According to Chabad.org, Hanukkah starts on the Hebrew calendar date of 25 Kislev and lasts for eight days. For those of us who aren't attuned to the Jewish calendar, that translates to sundown on Saturday, Dec. 8.
The following temples or congregations in Peabody are holding services for the holiday:
- Chabad of Peabody, www.jewishpeabody.com
- Congregation Sons of Israel, www.peabodyshul.org
- Congregation Tifereth Israel, www.ctipeabody.org
- Temple Beth Shalom, www.templebethshalom.org
- Temple Ner Tamid, www.templenertamid.org
And here are some special events in addition to those services over the next week:
- Menorah Workshop at Home Depot (92 Newbury St., Danvers), Dec. 9, 2:30-4 p.m. Free.
- Menorah Lighting and Hanukkah Party at the Northshore Mall, Dec. 12, 4:30-6 p.m. Free.
- Temple Ner Tamid Sisterhood Hanukkah Swap, Dec. 12, 7:45 p.m. Free. Click here for more information.
- Menorah Lighting at City Hall, Dec. 13, 5:30-6:30 p.m. Click here for more information.
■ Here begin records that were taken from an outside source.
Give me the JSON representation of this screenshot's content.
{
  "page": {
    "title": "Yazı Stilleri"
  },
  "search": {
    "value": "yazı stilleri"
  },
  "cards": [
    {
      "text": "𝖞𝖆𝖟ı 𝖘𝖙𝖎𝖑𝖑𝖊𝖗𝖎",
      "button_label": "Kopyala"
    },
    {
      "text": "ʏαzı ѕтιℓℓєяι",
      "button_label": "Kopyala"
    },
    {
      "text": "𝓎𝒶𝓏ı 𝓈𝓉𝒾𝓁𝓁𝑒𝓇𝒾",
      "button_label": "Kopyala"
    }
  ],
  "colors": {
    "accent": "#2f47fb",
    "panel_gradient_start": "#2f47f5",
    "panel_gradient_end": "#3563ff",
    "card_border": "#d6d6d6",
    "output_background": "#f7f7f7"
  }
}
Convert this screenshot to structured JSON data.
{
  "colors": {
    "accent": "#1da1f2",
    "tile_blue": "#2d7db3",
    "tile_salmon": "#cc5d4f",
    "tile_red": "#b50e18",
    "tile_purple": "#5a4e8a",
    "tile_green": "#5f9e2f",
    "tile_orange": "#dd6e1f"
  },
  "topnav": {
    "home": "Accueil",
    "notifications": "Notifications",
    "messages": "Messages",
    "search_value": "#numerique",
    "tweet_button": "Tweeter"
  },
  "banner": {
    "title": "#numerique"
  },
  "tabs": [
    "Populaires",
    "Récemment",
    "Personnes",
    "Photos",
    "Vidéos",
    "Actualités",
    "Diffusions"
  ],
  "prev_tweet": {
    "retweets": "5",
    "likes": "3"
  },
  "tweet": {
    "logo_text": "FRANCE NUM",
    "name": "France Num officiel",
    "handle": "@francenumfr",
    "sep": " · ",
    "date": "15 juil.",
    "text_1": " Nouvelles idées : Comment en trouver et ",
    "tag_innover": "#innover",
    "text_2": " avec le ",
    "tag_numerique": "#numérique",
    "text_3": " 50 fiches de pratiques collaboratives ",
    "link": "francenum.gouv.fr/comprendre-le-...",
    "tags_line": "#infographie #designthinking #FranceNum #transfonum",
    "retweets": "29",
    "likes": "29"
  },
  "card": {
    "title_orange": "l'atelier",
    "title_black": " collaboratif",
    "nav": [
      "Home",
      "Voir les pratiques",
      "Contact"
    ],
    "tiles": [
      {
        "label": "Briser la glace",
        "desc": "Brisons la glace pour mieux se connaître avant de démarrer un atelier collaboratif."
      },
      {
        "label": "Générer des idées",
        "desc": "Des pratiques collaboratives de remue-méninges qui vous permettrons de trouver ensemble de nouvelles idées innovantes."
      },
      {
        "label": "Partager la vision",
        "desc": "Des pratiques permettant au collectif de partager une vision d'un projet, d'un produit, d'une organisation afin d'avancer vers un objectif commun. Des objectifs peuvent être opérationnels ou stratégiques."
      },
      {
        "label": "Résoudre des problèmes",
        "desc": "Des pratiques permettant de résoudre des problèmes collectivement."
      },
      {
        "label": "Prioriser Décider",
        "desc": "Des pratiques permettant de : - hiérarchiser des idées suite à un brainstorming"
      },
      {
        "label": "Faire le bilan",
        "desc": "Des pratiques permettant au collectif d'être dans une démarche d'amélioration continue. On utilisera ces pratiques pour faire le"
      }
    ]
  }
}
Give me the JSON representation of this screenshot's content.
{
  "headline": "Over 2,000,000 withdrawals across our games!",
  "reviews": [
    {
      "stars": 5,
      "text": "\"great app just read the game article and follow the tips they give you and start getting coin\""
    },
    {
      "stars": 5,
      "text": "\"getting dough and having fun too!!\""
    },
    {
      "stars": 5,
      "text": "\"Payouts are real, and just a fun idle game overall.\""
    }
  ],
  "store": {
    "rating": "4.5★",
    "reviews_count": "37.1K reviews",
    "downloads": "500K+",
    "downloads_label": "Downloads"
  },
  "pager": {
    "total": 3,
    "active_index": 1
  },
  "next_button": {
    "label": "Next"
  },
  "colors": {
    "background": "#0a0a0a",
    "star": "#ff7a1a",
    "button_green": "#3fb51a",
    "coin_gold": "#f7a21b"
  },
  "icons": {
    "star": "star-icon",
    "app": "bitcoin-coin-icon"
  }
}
- Hanukkah Celebration at Temple Beth Shalom, Dec. 13, 5:30 p.m. RSVP for reservation by Dec. 7.Click here for more information.
- Rabbi Zuker's 2nd Annual Iron Chef: Latke Competition, Dec. 15, 6 p.m. Click here for more information.
- Congregation Tifereth Israel Traditional Hanukkah Supper and Gift Swap, Dec. 15, 6:30 p.m. $10 per person. RSVP by Dec. 7. Click here for more information.
- Latkes & Vodka Party at Chabad of Peabody, Dec. 15, 6:30 p.m. $10 each. Click here for more information.
- Congregation Sons of Israel Annual Congregational Meeting and Hanukkah Party, Dec. 16, 1-4 p.m.
- Temple Beth Shalom Sisterhood Hanukkah Party, Dec. 19, 6:30 p.m. Click here for more details.
Hanukkah, also known as the Festival of Lights, commemorates the story of the Maccabean Revolt against Syrian rulers in present day Israel 2,300 years ago. The Maccabees wanted to rededicate Jerusalem's main temple but had only enough oil to kindle the Eternal Light for one day. The oil lasted for eight days, according to the story, and the holiday of Hanukkah was born.
Today, Jews generally celebrate by gathering together with family, lighting one candle on the menorah each of the eight nights, playing dreidel and eating special holiday foods such as potato latkes and babka.
TELL US: If you observe Hanukkah, what are your plans?